Tahitian-style French cuisine
In French Polynesia, an abundance of fresh local fruit, vegetables, fish, chicken and pork is supplemented by a plentiful supply of imported staples and French delicacies. When you dine at the best restaurants in Tahiti, the experience is equivalent to eating in Paris, but with a tropical twist. You'll also find plenty of casual eateries serving French, Italian and Chinese cuisine at affordable prices.
Traditional Tahitian dishes are delicious and readily available. Look for poisson cru, which is fresh raw fish marinated in lime juice and served with finely chopped tomatoes, onions, cucumber and coconut cream. If chilli is added it's known as Chinese poisson cru. The best fast food in Tahiti is casse-croûte, a mouth-watering meat and salad sandwich made with crusty French baguette. At most big resorts there's a weekly feast night featuring traditional food cooked in earth ovens. A dance show is part of the experience.
Every evening, the waterfront of Papeete becomes a festival of flavours as food trucks (les roulottes) start serving Tahitian street food - fish, steak, crepes, filled baguettes and much more. Impromptu live music is part of the vibe.
The large Municipal Market in downtown Papeete is a fun place to browse for fresh food, flowers, souvenirs and pearls. If you're interested in Tahitian pearls, you'll love the Robert Wan Pearl Museum, located across the road from the relaxing Paofai Gardens waterfront park.

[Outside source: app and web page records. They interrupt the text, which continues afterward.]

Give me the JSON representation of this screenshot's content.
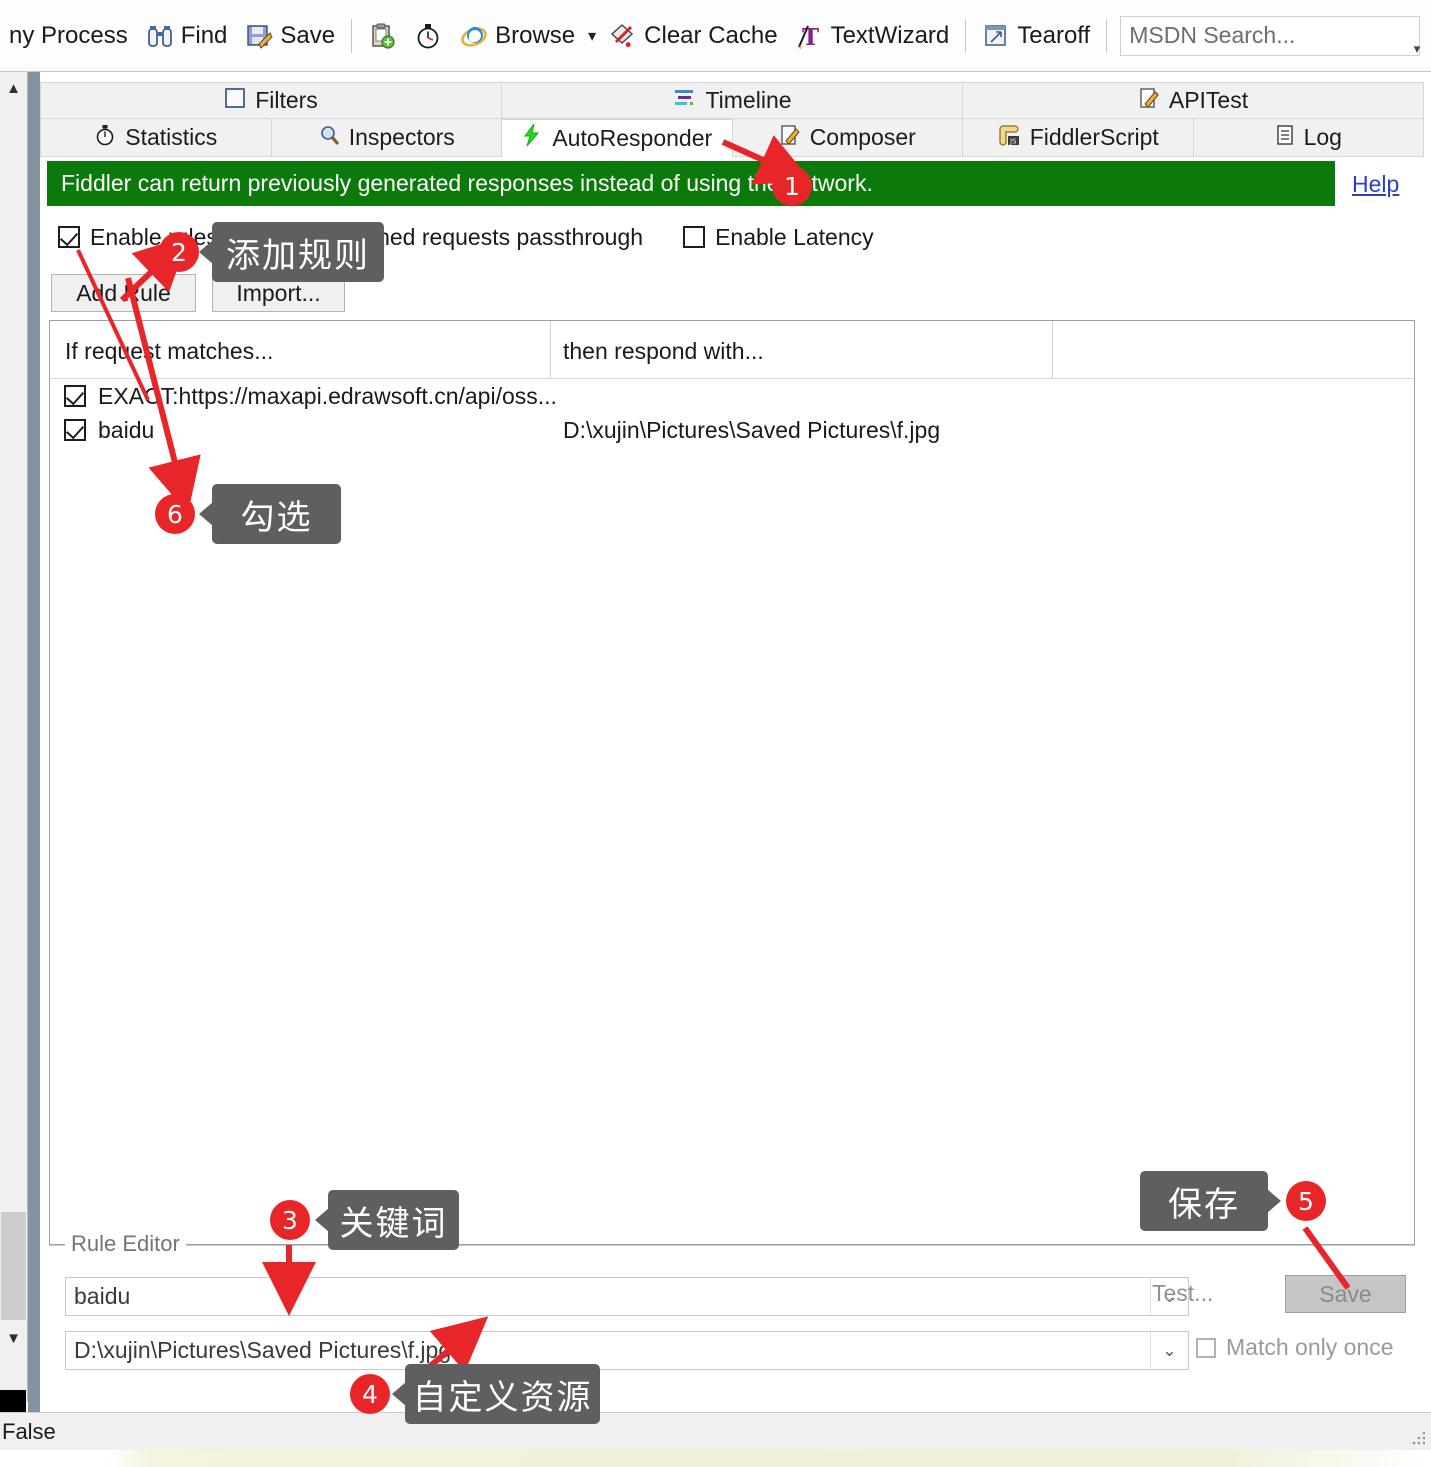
{
  "toolbar": {
    "items": [
      {
        "label": "ny Process",
        "icon": "process-icon",
        "has_icon": false
      },
      {
        "label": "Find",
        "icon": "find-binoculars-icon",
        "has_icon": true
      },
      {
        "label": "Save",
        "icon": "save-disk-icon",
        "has_icon": true
      },
      {
        "label": "",
        "icon": "clipboard-add-icon",
        "has_icon": true
      },
      {
        "label": "",
        "icon": "stopwatch-icon",
        "has_icon": true
      },
      {
        "label": "Browse",
        "icon": "internet-explorer-icon",
        "has_icon": true
      },
      {
        "label": "Clear Cache",
        "icon": "clear-cache-icon",
        "has_icon": true
      },
      {
        "label": "TextWizard",
        "icon": "text-wizard-icon",
        "has_icon": true
      },
      {
        "label": "Tearoff",
        "icon": "tearoff-window-icon",
        "has_icon": true
      }
    ],
    "search_placeholder": "MSDN Search...",
    "dropdown_caret": "▾",
    "overflow_glyph": "▾"
  },
  "tabs_top": [
    {
      "label": "Filters",
      "icon": "filter-checkbox-icon"
    },
    {
      "label": "Timeline",
      "icon": "timeline-icon"
    },
    {
      "label": "APITest",
      "icon": "pencil-icon"
    }
  ],
  "tabs_main": [
    {
      "label": "Statistics",
      "icon": "stopwatch-icon",
      "active": false
    },
    {
      "label": "Inspectors",
      "icon": "magnifier-icon",
      "active": false
    },
    {
      "label": "AutoResponder",
      "icon": "lightning-bolt-icon",
      "active": true
    },
    {
      "label": "Composer",
      "icon": "pencil-pad-icon",
      "active": false
    },
    {
      "label": "FiddlerScript",
      "icon": "js-scroll-icon",
      "active": false
    },
    {
      "label": "Log",
      "icon": "log-list-icon",
      "active": false
    }
  ],
  "banner": {
    "text": "Fiddler can return previously generated responses instead of using the network.",
    "help_label": "Help",
    "background": "#0b7a0b",
    "help_color": "#2b40c8"
  },
  "options": [
    {
      "label": "Enable rules",
      "checked": true
    },
    {
      "label": "Unmatched requests passthrough",
      "checked": false
    },
    {
      "label": "Enable Latency",
      "checked": false
    }
  ],
  "buttons": {
    "add_rule": "Add Rule",
    "import": "Import..."
  },
  "rules_table": {
    "columns": [
      "If request matches...",
      "then respond with..."
    ],
    "rows": [
      {
        "checked": true,
        "match": "EXACT:https://maxapi.edrawsoft.cn/api/oss...",
        "respond": ""
      },
      {
        "checked": true,
        "match": "baidu",
        "respond": "D:\\xujin\\Pictures\\Saved Pictures\\f.jpg"
      }
    ]
  },
  "rule_editor": {
    "legend": "Rule Editor",
    "match_value": "baidu",
    "response_value": "D:\\xujin\\Pictures\\Saved Pictures\\f.jpg",
    "test_label": "Test...",
    "save_label": "Save",
    "match_once_label": "Match only once",
    "match_once_checked": false,
    "dropdown_glyph": "⌄"
  },
  "statusbar": {
    "text": "False"
  },
  "annotations": {
    "marker_color": "#e8262a",
    "callout_bg": "#5f5f5f",
    "items": [
      {
        "number": "1",
        "label": ""
      },
      {
        "number": "2",
        "label": "添加规则"
      },
      {
        "number": "3",
        "label": "关键词"
      },
      {
        "number": "4",
        "label": "自定义资源"
      },
      {
        "number": "5",
        "label": "保存"
      },
      {
        "number": "6",
        "label": "勾选"
      }
    ]
  }
}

Wherever you're staying in Tahiti, if you feel like a picnic or a quiet night in, it's easy to make your own light meals by picking up some French bread, cheeses, vegetables and deli meats at a local grocery store. They also sell well-priced beer and wine.
Best time to go
The high season is in July and August, and accommodation prices will tend to reflect this. May to October is also the best time for dry weather, with midday temperatures in the high 20s. The shoulder seasons (May to June and September to October) may represent the best combination of price and availability.
How much will it cost?
The local currency is tied to the Euro and costs tend to reflect European norms. While many resorts aim at the top end of the international market, there are special offers and family-run independent accommodation options, such as the guesthouses.